(Beginning of Records for the exercise)

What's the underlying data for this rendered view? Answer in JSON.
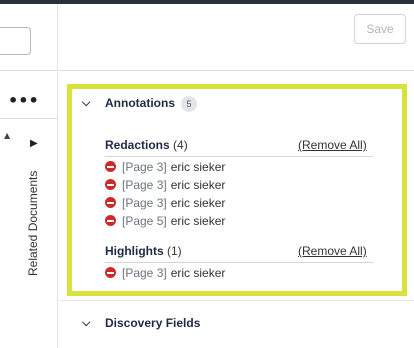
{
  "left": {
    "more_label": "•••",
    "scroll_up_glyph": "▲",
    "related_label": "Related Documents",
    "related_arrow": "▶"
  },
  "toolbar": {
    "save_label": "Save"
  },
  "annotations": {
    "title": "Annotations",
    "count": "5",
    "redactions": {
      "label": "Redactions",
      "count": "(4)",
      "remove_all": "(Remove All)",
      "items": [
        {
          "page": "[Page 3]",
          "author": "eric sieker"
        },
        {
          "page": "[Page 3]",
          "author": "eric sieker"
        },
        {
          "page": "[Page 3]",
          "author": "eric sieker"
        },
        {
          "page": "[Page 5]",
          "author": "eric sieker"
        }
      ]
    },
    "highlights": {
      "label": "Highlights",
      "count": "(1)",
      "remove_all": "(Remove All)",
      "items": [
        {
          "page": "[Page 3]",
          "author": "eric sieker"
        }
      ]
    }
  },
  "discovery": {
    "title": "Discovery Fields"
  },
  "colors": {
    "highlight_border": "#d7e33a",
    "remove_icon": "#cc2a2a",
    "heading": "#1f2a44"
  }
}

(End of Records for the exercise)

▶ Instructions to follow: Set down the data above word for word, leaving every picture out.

▶ Response to this exercise:
What's the underlying data for this rendered view? Answer in JSON.
{
  "left": {
    "more_label": "•••",
    "scroll_up_glyph": "▲",
    "related_label": "Related Documents",
    "related_arrow": "▶"
  },
  "toolbar": {
    "save_label": "Save"
  },
  "annotations": {
    "title": "Annotations",
    "count": "5",
    "redactions": {
      "label": "Redactions",
      "count": "(4)",
      "remove_all": "(Remove All)",
      "items": [
        {
          "page": "[Page 3]",
          "author": "eric sieker"
        },
        {
          "page": "[Page 3]",
          "author": "eric sieker"
        },
        {
          "page": "[Page 3]",
          "author": "eric sieker"
        },
        {
          "page": "[Page 5]",
          "author": "eric sieker"
        }
      ]
    },
    "highlights": {
      "label": "Highlights",
      "count": "(1)",
      "remove_all": "(Remove All)",
      "items": [
        {
          "page": "[Page 3]",
          "author": "eric sieker"
        }
      ]
    }
  },
  "discovery": {
    "title": "Discovery Fields"
  },
  "colors": {
    "highlight_border": "#d7e33a",
    "remove_icon": "#cc2a2a",
    "heading": "#1f2a44"
  }
}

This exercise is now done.